Patricia Self

We were really lucky as a family, because we went to Japan in 1953 and Germany in 1960. My dad was sent to Korea in 1952 and we moved to Riverside, CA to be close to March AFB. When hostilities ended, he was assigned to FEAF in Tokyo and we boarded the E.D. Patrick to cross the Pacific and join him. My mom, sister, brother, and I went to Fort Mason while we waited for the process to begin. We’d all had our shots (so many) and immunizations. My mom came down with the ‘flu and there I was, age 9, with siblings 3 and 1. Off we went to find a meal, three times a day. Finally, it was time to board the ship. My mom was a little better, but that soon changed as we went under the Golden Gate Bridge and out into the ocean. Seasick? Oh, yes, all of us! My mom had been an Army RN in WWII and sailed both Atlantic and Pacific, but I think having had the flu weakened her system. Still, the day the ship docked in Yokohama was one of great happiness for all of us.

Off-base housing was “private rental,” and we lived in a large home owned by a Tokyo banker and his family. One wing was ours, with a private garden. Tatami mats in every room, a kitchen that I loved but was a nightmare for my mom and Sumiko, our maid. Water was obtained from huge bottles of purified origin. School (at Washington Heights) was reached via bus, which arrived each day at the bottom of a long hill beside our house.

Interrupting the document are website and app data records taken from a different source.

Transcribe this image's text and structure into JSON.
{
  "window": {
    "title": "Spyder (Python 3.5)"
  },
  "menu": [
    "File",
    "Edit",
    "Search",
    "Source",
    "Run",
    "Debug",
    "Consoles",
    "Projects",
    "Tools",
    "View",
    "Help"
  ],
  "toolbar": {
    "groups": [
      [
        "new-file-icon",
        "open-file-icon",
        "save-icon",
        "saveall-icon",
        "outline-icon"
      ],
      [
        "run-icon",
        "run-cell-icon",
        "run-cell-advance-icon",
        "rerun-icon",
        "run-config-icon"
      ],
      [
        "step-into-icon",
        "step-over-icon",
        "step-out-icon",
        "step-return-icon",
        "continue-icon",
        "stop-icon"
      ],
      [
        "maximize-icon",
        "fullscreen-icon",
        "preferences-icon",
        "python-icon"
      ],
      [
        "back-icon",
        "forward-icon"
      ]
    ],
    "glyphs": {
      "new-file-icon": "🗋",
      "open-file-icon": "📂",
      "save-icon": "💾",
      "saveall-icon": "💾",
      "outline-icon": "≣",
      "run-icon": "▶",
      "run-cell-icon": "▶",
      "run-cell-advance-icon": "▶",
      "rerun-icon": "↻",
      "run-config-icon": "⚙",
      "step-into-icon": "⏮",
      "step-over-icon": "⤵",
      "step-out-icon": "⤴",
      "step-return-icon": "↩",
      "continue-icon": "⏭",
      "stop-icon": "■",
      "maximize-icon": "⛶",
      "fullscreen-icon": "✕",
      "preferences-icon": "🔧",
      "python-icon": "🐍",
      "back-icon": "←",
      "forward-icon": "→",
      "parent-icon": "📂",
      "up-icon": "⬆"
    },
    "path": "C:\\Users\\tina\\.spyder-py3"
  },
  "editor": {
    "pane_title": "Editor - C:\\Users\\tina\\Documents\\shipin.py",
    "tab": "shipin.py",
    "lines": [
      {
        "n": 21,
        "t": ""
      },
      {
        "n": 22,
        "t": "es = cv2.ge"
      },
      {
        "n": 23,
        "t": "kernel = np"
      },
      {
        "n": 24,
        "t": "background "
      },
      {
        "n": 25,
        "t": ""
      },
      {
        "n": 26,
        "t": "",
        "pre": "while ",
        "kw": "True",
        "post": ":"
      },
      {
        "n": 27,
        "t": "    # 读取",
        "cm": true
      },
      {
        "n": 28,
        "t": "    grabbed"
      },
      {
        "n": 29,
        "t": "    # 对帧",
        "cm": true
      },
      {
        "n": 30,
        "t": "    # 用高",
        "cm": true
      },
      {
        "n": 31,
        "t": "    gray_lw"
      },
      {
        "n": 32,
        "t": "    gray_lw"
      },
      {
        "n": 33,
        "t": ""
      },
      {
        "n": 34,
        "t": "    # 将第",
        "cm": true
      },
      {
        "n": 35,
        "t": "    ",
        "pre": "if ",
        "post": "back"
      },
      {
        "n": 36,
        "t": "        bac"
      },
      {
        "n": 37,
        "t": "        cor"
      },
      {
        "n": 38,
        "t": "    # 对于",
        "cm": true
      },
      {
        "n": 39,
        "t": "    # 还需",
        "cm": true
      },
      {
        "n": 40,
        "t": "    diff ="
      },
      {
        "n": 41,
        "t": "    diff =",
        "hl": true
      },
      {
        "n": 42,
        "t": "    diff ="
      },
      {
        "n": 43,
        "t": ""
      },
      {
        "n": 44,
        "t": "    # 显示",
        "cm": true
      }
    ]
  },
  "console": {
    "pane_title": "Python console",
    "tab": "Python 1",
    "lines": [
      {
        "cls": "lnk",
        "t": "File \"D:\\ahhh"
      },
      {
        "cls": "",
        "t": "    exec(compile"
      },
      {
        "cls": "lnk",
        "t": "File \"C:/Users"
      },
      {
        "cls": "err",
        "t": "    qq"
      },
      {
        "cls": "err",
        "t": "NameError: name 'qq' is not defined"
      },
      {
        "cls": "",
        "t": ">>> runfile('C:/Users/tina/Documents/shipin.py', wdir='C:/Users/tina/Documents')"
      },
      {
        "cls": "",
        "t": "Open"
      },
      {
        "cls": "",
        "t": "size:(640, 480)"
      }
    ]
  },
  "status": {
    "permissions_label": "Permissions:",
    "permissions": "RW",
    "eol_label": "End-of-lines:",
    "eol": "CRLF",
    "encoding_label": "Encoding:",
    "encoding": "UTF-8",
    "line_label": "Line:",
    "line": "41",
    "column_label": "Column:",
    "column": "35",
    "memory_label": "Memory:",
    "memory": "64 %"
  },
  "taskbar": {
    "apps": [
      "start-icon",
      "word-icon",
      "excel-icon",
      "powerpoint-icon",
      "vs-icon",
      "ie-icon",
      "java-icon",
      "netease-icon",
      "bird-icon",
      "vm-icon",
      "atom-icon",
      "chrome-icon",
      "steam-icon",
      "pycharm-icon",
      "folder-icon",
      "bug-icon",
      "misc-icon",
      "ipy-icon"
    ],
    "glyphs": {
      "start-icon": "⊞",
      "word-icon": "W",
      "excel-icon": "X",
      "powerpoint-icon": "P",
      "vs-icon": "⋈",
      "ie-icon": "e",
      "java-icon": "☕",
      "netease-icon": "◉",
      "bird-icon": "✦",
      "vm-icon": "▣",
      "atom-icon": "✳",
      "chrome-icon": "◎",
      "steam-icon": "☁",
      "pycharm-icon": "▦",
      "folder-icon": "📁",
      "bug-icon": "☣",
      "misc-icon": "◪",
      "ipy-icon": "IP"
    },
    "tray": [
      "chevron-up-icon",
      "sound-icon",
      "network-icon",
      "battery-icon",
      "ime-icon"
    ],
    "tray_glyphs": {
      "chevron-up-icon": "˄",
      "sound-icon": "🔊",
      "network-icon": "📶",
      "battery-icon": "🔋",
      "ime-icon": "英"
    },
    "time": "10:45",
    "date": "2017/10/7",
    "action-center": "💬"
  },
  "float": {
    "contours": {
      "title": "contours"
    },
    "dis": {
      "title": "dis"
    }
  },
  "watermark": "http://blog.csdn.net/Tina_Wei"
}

One day while waiting at the bus stop, I heard a scream that echoed in the air around us. When I returned from school that day, I discovered that Sumiko had caught her hand in the wringer of our quartermaster washing machine.

After Japan, it was Northern Virginia while my dad was at the Pentagon. And then, off to Wiesbaden where he was at USAFE. It was my junior year in high school, 1960, and HH Arnold High School (now Wiesbaden High School) was located in the Hainerberg housing area. The BX was also there, as well as the Taunus theater (where our graduation was held). We were there four years, and I went to the U of MD at Munich, where I lived in a dorm. Back to Wiesbaden, where I married after a year or so.

My then-husband couldn’t wait to be ex-Air Force, although I’d envisioned life as an Air Force wife, traveling forever. That didn’t happen, but all my ex-husbands were prior service, and I guess that counts for something! Instead, I travel by auto, whenever I can. My last airplane ride was to and from Hawai’i, and all the fun has gone out of traveling in the air. Awful seats, nothing in the way of “service,” and has anybody ever had to change flights and found the necessary boarding gates to be close together? My personal worst is DFW, where it is possible to transit and still be in time for boarding the next flight, but the last time I had to do it I was so happy that I was healthy and nimble!

Barbara Montes

To be honest, being an Air Force brat was a lonely, confusing existence for me. My father was gone for long stretches of time and when he was home I felt like there was a stranger in our house. This was during the late 1950’s through about 1972, we didn’t have easy ways of staying in touch, so it was harder as a child to maintain that connection. Plus, we moved every 3 or 4 years and it felt like we never were “home,” always living out of boxes, always the “new kid” in school. I’ve never really known how to respond when someone asks me “where are you from? I’m from nowhere and everywhere. An answer only another “brat” understands.